Task objective:
Copy out the entries exactly. Print them in full.

*** Data records Section Begins ***

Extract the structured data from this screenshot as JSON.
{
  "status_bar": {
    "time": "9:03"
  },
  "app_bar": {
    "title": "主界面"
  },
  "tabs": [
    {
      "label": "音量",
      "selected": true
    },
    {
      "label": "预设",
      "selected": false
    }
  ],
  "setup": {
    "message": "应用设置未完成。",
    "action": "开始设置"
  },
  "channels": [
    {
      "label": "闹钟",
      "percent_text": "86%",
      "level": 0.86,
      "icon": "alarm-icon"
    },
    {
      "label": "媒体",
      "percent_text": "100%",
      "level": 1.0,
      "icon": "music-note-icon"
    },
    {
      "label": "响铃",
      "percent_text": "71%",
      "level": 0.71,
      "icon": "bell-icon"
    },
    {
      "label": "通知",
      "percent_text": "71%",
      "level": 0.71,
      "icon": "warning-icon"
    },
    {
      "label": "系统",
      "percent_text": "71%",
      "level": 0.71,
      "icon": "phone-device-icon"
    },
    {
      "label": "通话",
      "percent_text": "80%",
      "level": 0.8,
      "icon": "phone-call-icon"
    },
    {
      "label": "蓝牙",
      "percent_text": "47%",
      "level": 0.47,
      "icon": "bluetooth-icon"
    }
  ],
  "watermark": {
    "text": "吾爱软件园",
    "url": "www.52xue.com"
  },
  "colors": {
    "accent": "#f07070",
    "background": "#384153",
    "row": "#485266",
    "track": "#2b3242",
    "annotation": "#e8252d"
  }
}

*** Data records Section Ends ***

Task result:
Extract the structured data from this screenshot as JSON.
{
  "status_bar": {
    "time": "9:03"
  },
  "app_bar": {
    "title": "主界面"
  },
  "tabs": [
    {
      "label": "音量",
      "selected": true
    },
    {
      "label": "预设",
      "selected": false
    }
  ],
  "setup": {
    "message": "应用设置未完成。",
    "action": "开始设置"
  },
  "channels": [
    {
      "label": "闹钟",
      "percent_text": "86%",
      "level": 0.86,
      "icon": "alarm-icon"
    },
    {
      "label": "媒体",
      "percent_text": "100%",
      "level": 1.0,
      "icon": "music-note-icon"
    },
    {
      "label": "响铃",
      "percent_text": "71%",
      "level": 0.71,
      "icon": "bell-icon"
    },
    {
      "label": "通知",
      "percent_text": "71%",
      "level": 0.71,
      "icon": "warning-icon"
    },
    {
      "label": "系统",
      "percent_text": "71%",
      "level": 0.71,
      "icon": "phone-device-icon"
    },
    {
      "label": "通话",
      "percent_text": "80%",
      "level": 0.8,
      "icon": "phone-call-icon"
    },
    {
      "label": "蓝牙",
      "percent_text": "47%",
      "level": 0.47,
      "icon": "bluetooth-icon"
    }
  ],
  "watermark": {
    "text": "吾爱软件园",
    "url": "www.52xue.com"
  },
  "colors": {
    "accent": "#f07070",
    "background": "#384153",
    "row": "#485266",
    "track": "#2b3242",
    "annotation": "#e8252d"
  }
}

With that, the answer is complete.